By Paul Acquaro
I had barely received the email announcing the release of Kalabalik and I was immediately trudging through the depths of NYC to the Downtown Music Gallery in search of it.
A man possesed, no doubt.
But not without good reason. I was at the first two shows that brought the Scandinavian guitarists together in NYC that previous winter and had fond memories of both events. Equally exploratory and hard hitting, theirs was a sound I longed to hear again.
Now, with disc in hand and sound flowing through the ears, I must say that the post production work on this is fantastic. The live sound was of course just fine as the trio of Raoul Björkenheim, Anders Nilsson and Gerald Cleaver got together as a unit for the first time; however, this release has mixed the in-store concert performance to sonic perfection.

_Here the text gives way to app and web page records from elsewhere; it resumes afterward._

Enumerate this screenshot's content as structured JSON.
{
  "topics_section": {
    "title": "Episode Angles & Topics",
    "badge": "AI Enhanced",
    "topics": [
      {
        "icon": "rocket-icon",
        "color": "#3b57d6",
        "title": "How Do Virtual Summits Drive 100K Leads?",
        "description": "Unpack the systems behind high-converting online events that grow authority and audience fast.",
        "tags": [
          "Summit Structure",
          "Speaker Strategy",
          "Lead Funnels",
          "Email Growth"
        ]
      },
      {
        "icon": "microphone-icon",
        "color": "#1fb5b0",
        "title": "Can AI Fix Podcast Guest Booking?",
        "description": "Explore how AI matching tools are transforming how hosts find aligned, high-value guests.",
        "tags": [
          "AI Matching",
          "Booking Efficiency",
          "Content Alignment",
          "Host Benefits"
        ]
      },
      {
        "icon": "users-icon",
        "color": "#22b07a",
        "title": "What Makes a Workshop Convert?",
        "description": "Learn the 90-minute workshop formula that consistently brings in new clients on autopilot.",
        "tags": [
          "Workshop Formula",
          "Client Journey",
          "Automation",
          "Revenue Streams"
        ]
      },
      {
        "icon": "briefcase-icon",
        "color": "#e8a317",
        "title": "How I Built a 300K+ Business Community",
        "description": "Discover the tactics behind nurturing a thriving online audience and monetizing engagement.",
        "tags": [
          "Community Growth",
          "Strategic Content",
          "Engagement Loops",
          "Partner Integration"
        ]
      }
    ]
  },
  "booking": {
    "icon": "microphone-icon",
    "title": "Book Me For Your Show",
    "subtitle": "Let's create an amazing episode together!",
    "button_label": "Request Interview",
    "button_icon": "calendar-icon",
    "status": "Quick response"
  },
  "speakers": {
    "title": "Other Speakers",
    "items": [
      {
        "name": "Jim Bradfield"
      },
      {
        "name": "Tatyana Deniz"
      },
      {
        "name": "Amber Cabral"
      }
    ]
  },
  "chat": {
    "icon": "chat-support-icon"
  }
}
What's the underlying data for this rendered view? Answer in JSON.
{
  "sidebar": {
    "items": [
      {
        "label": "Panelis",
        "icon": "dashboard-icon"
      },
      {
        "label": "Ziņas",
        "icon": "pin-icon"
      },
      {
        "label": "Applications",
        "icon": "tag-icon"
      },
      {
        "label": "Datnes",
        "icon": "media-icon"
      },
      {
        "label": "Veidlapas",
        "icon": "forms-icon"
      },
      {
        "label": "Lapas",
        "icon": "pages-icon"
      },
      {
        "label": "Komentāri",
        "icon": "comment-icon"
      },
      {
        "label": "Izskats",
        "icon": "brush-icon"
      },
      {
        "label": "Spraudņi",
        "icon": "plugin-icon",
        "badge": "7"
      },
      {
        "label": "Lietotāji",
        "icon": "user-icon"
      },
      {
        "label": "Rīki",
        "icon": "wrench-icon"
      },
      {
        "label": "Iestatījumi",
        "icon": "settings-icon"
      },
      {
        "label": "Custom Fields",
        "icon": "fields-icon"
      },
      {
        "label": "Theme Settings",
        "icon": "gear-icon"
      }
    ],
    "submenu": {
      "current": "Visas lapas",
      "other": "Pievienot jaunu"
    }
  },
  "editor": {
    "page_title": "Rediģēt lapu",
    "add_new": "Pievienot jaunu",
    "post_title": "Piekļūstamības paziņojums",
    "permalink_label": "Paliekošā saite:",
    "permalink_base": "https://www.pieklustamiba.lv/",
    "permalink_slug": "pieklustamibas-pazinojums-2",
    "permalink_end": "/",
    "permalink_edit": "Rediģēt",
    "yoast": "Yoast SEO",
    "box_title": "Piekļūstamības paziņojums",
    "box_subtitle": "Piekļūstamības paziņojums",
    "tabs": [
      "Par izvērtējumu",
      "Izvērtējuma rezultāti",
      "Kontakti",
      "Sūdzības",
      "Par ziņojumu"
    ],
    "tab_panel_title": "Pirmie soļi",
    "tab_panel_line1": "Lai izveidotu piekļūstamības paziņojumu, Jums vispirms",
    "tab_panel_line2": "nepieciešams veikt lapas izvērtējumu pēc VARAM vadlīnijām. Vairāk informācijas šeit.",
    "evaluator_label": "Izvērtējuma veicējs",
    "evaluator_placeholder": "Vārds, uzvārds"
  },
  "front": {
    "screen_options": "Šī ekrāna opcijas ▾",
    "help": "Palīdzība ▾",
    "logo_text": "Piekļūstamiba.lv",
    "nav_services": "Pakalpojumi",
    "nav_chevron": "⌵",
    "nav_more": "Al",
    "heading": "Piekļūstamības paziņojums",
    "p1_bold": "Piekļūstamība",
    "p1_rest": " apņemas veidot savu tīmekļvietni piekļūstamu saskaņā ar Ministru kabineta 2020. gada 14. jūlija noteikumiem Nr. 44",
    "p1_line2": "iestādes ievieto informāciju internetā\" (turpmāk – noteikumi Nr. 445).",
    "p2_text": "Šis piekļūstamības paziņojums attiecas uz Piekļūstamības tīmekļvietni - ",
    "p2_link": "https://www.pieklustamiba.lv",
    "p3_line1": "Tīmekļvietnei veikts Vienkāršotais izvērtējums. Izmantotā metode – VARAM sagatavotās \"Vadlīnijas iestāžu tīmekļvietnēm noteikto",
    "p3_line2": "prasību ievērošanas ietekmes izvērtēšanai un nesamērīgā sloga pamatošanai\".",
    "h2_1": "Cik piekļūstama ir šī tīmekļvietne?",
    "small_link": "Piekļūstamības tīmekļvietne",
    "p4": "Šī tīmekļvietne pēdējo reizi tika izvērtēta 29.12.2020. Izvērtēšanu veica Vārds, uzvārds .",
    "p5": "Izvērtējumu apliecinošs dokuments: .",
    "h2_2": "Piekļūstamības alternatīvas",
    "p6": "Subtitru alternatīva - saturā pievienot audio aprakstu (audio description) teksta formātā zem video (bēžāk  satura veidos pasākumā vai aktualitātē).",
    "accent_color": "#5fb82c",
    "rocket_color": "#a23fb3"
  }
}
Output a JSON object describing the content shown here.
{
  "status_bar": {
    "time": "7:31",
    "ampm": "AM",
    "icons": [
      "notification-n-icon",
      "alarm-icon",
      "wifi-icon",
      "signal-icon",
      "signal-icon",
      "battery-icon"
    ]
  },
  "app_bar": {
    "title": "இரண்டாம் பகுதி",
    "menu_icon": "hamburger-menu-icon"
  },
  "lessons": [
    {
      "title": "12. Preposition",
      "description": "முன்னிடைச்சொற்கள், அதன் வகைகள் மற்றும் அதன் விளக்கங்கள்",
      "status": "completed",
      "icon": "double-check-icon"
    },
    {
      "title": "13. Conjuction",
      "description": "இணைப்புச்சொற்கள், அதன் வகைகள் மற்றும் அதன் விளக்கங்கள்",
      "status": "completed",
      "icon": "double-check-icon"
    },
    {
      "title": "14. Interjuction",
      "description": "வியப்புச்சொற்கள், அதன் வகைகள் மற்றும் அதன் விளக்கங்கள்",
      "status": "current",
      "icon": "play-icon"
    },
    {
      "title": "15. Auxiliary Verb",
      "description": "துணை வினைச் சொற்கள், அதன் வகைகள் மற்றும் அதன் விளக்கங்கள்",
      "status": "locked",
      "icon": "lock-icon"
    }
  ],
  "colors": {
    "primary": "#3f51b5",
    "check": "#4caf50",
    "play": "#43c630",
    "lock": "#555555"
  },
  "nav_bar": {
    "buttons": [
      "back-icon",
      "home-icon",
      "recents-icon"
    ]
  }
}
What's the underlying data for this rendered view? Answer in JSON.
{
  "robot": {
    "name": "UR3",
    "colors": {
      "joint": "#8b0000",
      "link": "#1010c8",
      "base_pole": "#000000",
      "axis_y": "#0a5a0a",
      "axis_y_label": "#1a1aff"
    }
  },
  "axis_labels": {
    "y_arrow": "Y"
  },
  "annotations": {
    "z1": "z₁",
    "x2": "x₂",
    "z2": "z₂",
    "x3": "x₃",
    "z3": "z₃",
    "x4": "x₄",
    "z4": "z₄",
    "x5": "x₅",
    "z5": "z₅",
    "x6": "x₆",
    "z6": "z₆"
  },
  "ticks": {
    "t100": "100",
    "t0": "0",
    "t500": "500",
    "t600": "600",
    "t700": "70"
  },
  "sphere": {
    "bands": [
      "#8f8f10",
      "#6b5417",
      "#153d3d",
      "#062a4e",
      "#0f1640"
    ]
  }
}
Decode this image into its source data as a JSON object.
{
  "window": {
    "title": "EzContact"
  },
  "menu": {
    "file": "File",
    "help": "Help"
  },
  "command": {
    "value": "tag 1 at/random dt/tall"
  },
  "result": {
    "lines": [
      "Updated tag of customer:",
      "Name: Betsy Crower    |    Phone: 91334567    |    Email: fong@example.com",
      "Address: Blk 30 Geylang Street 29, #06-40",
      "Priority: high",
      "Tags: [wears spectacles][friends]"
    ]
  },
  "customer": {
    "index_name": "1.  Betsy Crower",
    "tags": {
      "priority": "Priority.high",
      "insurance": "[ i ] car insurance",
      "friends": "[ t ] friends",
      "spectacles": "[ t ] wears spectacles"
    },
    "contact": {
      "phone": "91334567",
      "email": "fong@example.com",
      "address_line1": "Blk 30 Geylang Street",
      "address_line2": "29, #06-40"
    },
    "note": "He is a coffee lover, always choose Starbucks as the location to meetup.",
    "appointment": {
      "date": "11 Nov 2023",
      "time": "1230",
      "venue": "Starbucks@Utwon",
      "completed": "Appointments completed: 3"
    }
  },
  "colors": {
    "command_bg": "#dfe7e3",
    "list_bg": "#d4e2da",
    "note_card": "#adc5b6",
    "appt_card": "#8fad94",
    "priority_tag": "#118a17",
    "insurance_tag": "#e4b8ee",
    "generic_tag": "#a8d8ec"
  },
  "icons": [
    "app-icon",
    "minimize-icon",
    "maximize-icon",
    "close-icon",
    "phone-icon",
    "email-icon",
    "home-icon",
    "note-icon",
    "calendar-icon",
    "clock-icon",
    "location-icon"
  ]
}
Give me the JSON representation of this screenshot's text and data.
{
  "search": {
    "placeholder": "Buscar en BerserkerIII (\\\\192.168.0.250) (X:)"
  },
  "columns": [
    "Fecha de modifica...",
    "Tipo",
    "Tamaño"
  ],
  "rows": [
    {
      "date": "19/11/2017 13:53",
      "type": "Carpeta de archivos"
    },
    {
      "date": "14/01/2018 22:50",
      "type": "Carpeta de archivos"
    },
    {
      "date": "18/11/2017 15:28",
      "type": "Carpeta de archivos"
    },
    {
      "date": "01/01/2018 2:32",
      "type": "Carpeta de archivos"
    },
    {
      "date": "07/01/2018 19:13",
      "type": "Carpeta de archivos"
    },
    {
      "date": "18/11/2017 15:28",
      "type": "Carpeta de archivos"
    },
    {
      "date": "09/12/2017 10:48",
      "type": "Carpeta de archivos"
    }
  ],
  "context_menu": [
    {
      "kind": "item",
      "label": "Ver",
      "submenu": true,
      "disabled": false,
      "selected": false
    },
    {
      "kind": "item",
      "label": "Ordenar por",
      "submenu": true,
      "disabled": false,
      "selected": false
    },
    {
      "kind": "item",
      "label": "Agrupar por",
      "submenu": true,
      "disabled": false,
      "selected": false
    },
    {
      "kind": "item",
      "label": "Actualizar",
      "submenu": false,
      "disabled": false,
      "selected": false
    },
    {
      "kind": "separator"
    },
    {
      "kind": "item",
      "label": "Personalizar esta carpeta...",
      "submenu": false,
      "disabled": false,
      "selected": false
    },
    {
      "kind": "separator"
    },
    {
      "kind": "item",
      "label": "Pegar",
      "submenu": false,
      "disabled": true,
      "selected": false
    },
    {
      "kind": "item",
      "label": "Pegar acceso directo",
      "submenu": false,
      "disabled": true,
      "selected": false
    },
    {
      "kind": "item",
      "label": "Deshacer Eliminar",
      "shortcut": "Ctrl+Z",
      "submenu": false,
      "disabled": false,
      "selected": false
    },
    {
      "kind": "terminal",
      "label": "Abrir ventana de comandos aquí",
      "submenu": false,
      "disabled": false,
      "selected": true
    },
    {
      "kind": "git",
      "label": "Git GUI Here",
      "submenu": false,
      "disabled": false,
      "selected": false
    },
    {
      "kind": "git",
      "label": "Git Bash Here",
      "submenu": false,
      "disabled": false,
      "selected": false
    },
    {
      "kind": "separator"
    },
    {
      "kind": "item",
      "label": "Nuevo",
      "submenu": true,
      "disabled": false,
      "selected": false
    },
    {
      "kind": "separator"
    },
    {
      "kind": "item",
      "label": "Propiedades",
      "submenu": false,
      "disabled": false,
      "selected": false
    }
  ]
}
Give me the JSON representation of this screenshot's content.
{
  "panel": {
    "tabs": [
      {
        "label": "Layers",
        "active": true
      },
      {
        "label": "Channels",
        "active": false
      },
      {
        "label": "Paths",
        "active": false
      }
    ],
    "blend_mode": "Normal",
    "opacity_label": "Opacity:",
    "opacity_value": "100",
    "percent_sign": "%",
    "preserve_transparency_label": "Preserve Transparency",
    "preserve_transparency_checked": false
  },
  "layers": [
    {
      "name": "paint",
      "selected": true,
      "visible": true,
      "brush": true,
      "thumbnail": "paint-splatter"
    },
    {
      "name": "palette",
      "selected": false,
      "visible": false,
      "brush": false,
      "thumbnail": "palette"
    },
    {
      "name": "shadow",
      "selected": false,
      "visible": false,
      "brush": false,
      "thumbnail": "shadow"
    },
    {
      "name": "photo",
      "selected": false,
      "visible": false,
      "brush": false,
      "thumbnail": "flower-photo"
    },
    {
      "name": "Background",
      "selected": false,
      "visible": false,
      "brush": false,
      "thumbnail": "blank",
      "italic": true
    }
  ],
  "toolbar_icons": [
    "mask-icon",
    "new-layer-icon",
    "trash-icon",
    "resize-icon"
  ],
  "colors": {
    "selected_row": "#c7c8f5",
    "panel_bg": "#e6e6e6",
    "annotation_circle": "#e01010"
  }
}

From the initial crunch of the guitars and snap of the percussion, the listener is in for a treat. The two guitarists play solid body electrics and it's a raw unfettered sound that rings out as the two trade lead and rhythm places in their free jazz/rock exploration.
We can start anywhere really, but the interaction is not just between the two guitarists, they also mesh expertly with Cleaver's percussion. Listening to just the CD one would suspect that the songs were planned out in detail.
The first song, 'Spiraling Skies', is a piece that incorporates bits of psychedelic rock, tough rhythms and spacious textural excursions. Cleaver's drums are a constant, giving an extra pulse for the guitarists to work off, but it's a three way conversation, each one listening, reacting, provoking, agreeing and disagreeing.
Later in the program, 'Robot Tango' begins with a free exchange of processed tones and snarling snippets of melody. It rapidly coalesces into a lurching groove, hewing close to a fragmented metallic theme.
'Incarnation' finds the group starting off tentatively, the guitarists prodding the sonic-scape but soon growing ever more dense, invoking a sound not unlike the buzzing bees of Miles Davis' 'Go Ahead John'. In fact, that may be why I like this album so much, it draws from the deep well of primordial brew of inspiration that still emanates from Davis' 70's output.
'Saga Raga' is the closest they come to a contemplative space. Nilsson's slide working around Björkenheim's arpeggios. Cleaver lays low, providing a delicate underlayment, as the group slowly gels into a spacious groove. This spaciousness extends to the end if the album, the last song 'Descension' an evocative ballad, closing the set with a cathartic sigh.
The music captured here is delightful and rendered crystal clear. I come back to the recorded sound because the tonality of the instruments is so tight that from the crunch of the amps to the splash of the high hat, it all blends so well.
If you too find your way to the Downtown Music Gallery, duck as you head down the stairs.